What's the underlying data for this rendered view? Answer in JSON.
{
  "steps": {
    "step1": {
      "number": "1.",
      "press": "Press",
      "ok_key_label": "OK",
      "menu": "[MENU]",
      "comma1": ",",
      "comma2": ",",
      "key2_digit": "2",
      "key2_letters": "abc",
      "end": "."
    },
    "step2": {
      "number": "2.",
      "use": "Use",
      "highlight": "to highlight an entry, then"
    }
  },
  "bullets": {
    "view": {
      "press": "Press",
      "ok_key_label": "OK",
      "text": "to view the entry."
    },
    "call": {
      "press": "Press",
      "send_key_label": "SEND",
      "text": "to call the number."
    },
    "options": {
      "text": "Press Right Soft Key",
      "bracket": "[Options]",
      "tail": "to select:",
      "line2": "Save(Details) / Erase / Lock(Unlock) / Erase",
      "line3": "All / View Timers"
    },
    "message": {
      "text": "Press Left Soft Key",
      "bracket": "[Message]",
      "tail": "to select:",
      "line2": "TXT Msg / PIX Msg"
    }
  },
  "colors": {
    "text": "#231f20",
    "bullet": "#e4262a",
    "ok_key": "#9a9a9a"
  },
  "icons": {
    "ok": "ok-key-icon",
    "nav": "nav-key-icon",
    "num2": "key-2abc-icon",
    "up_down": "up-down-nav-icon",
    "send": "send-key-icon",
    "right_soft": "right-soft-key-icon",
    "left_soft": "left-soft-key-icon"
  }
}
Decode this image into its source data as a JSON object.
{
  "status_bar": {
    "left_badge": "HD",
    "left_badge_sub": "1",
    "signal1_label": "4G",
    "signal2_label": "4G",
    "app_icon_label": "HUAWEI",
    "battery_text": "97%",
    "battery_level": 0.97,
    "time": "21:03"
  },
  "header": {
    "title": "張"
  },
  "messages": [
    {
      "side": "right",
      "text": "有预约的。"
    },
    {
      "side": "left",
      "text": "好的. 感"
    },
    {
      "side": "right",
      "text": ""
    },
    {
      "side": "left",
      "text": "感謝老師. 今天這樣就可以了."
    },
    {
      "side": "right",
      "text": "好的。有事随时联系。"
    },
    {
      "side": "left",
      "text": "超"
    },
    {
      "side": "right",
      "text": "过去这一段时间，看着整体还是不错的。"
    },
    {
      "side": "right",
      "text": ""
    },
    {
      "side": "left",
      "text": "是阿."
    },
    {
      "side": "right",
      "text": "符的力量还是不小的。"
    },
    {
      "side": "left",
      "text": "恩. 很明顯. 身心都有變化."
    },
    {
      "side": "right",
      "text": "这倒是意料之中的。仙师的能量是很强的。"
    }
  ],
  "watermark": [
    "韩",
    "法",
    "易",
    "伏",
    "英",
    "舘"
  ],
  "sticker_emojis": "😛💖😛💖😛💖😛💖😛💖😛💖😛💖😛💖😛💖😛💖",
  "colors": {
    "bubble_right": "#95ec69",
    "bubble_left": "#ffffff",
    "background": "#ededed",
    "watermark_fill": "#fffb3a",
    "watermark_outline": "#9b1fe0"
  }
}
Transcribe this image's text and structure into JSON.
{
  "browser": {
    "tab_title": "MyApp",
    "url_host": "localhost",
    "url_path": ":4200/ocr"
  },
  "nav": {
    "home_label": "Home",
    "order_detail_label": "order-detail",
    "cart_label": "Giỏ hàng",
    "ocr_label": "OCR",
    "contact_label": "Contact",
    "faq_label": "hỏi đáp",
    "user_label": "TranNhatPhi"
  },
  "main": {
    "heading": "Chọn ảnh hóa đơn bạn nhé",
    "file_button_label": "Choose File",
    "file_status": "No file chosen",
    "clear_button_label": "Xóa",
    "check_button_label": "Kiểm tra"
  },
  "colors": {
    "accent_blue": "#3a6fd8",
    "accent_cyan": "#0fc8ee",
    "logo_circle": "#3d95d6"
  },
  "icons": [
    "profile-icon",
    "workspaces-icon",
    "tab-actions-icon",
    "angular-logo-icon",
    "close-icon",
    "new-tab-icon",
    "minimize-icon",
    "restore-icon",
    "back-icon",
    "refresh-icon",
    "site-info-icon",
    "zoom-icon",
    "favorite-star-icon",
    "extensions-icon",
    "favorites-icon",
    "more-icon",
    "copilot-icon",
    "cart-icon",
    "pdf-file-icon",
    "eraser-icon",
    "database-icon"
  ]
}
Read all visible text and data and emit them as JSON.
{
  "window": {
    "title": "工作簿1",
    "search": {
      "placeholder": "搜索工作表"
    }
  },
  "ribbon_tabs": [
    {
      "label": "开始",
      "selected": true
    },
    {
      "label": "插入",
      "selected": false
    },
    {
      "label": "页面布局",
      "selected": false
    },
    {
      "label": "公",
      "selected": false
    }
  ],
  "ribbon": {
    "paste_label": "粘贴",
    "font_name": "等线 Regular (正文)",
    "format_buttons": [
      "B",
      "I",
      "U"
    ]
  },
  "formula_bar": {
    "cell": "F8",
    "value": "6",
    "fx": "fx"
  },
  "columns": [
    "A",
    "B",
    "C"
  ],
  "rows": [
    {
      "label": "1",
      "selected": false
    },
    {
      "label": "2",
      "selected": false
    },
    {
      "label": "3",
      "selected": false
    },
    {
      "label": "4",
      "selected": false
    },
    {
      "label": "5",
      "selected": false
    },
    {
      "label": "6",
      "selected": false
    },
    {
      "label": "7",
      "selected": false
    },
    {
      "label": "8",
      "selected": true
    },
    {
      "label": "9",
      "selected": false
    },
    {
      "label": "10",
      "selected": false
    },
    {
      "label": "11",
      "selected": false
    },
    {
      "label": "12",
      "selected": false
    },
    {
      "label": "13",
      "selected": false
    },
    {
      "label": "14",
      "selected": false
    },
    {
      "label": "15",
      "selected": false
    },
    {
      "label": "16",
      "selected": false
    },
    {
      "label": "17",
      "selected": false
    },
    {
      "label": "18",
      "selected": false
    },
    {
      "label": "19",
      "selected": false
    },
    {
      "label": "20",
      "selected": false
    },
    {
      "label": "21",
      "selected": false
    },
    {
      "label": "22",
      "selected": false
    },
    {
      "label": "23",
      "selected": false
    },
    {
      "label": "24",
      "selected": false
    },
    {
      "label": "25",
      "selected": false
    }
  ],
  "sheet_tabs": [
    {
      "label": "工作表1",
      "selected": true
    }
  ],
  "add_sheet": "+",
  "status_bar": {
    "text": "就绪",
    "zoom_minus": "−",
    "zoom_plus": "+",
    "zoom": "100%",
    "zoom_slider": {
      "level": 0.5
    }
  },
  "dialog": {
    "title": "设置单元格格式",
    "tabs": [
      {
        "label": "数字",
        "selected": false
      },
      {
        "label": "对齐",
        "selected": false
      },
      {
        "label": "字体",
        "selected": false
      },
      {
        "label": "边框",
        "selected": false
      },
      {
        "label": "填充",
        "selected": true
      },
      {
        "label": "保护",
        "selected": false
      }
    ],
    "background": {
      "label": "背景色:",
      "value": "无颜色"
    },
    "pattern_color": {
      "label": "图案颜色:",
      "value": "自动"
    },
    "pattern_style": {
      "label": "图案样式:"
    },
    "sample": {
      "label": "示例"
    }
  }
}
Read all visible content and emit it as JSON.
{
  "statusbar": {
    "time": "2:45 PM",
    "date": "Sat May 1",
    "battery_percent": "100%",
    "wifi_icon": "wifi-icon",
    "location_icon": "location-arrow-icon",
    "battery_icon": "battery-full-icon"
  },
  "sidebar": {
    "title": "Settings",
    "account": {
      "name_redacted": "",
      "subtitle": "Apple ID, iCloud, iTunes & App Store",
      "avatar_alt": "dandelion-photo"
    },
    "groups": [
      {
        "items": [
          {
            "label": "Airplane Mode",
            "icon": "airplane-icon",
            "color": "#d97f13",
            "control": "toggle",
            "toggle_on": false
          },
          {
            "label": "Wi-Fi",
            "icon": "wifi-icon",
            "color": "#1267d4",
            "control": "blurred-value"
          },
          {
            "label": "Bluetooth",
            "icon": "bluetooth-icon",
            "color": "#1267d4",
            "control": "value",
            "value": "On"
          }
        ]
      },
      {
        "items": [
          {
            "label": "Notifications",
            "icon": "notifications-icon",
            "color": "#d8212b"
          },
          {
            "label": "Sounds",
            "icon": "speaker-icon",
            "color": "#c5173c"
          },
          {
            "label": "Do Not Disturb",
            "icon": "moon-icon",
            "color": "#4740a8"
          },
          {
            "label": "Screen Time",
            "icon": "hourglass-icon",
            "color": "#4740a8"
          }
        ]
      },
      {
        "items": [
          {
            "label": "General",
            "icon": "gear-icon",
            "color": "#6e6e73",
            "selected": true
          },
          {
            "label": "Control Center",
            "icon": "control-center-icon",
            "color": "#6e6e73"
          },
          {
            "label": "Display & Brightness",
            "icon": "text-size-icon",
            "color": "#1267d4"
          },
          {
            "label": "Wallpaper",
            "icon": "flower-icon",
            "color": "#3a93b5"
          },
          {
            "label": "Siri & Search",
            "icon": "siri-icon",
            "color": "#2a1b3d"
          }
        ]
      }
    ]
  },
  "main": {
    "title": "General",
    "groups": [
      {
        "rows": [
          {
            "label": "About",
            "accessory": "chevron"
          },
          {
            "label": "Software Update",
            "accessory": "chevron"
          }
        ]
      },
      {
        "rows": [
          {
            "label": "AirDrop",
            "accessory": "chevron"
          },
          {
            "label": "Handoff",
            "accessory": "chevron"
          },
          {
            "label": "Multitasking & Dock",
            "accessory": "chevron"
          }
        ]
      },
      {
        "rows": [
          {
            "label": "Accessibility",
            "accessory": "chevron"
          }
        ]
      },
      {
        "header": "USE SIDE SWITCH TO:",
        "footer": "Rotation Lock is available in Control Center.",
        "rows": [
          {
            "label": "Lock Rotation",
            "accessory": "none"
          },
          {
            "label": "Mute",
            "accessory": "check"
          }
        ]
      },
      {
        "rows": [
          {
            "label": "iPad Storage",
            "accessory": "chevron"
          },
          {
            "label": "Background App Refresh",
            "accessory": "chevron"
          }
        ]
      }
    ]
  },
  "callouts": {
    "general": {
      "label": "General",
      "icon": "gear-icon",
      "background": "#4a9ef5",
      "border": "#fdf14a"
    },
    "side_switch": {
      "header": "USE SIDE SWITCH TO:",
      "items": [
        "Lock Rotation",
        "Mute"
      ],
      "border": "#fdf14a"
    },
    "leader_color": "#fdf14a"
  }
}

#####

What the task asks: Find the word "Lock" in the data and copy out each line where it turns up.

Result of this exercise:
      "line2": "Save(Details) / Erase / Lock(Unlock) / Erase",
        "footer": "Rotation Lock is available in Control Center.",
            "label": "Lock Rotation",
        "Lock Rotation",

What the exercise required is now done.